Purpose: LEARN MORE ABOUT MALAYSIA'S PARTICIPATION IN WAR AGAINST TERRORISM
Date: Jan 14, 2002 (7 days)
Expense: $6,557.13
source

Destination: WHITE SULPHUR SPRINGS, GREENBRIER
Sponsor: Congressional Institute Inc
Purpose: REPUBLICAN WORKING RETREAT
Date: Jan 30, 2002 (2 days)
Expense: $660.00
source


Trips traveled under the office of J. Dennis Hastert

Destination: GREENBRIER, WV
Sponsor: Congressional Institute Inc
Purpose: REPUBLICAN PLANNING CONFERENCE
Date: Feb 6, 2003 (3 days)
Expense: $1,094.00
source

Destination: MUMBAI, CHENNAI, DELHI
Sponsor: Confederation of Indian Industry
Purpose: MEET W/ MBRS OF INDIA'S GOVERNMENT & INDUSTRY
Date: Apr 14, 2003 (4 days)
Expense: $3,697.00
source

Destination: BRAZIL
Sponsor: Brazil-US Business Council
Purpose: MEET WITH MEMBERS OF BRAZIL'S CONGRESS AND GOVERNMENT MENISTERS TO DISCUSS TRADE & SECURITY ISSUES
Date: May 23, 2003 (8 days)
Expense: $5,799.00
source

Destination: PHILADELPHIA
Sponsor: Congressional Institute Inc
Purpose: ATTEND "CONGRESS OF TOMORROW"
Date: Jan 29, 2004 (2 days)
Expense: $784.00
source

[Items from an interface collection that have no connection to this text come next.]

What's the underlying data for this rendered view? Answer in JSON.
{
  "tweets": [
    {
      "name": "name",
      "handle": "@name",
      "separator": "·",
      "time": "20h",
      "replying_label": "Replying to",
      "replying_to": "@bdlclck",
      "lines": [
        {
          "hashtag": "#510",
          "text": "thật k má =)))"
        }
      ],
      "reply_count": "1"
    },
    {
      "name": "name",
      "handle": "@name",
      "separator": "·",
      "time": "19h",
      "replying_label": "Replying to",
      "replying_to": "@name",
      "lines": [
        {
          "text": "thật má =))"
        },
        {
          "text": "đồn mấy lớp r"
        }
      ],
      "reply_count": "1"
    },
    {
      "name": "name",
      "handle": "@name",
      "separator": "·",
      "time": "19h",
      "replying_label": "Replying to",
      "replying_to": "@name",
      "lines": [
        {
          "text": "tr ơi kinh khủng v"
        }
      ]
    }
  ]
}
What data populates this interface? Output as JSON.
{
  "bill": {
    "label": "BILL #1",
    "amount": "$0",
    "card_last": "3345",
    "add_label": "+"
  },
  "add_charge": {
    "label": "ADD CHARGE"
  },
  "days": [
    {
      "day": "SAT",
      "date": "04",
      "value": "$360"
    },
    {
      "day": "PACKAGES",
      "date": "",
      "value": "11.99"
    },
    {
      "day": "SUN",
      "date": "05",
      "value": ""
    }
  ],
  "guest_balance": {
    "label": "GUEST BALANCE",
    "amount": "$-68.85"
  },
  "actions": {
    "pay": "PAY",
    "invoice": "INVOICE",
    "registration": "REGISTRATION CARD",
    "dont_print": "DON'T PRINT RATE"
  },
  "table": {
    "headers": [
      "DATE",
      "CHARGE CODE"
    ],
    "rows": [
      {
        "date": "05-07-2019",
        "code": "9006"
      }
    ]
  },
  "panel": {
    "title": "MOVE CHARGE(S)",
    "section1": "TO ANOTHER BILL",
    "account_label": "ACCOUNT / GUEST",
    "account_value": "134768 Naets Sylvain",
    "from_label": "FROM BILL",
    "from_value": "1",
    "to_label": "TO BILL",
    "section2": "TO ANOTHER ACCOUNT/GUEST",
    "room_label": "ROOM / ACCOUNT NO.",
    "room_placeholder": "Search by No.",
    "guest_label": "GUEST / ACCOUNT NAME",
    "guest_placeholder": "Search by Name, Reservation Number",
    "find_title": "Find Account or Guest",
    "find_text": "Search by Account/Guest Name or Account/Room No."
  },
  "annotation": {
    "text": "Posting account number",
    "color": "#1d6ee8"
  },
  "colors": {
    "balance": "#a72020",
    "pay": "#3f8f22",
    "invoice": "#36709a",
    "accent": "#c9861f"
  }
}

Destination: WHITE SULPHUR SPRING, WVA
Sponsor: Congressional Institute Inc
Purpose: BICAMERAL CONGRESSIONAL RETREAT
Date: Jan 27, 2005 (2 days)
Expense: $636.00
source



* - Trips by all travelers named Margaret Peterlin.


American RadioWorks |
The campus of the University of Chicago. Kevin Carey says most students of the future won't be going to traditional college campuses. Photo: Wikipedia.

The End of College or the University of Everywhere

When education policy wonk Kevin Carey looks into the future, he sees the end of traditional colleges and universities and he says that's a good thing.

Recent Posts

  • 03.18.15

    UnRetirement

    Today older Americans are heading back to school in record numbers. Many have already started a career, but want to gain knowledge or skills that can make them more competitive in the workplace. Colleges and universities are grappling with the needs of a changing population of students.
  • 03.11.15

    The Test

    In her new book,“The Test: Why Our Schools are Obsessed with Standardized Testing–But You Don’t Have to Be,” NPR Education Blogger Anya Kamenetz examines the role testing plays in American public education.
  • 03.04.15

    An Administrator Responds to Adjunct Protests

    Last week, we talked about growing dissent among adjunct college instructors who claim they’re not getting compensated fairly for the work they do. This week we’ll hear from someone who has dealt with this issue from the administration side.
  • 02.26.15

    Adjunct voices

    Ahead of National Adjunct Walkout Day on February 25th, American RadioWorks asked adjunct professors around the country how things are going for them. The short answer? Not well.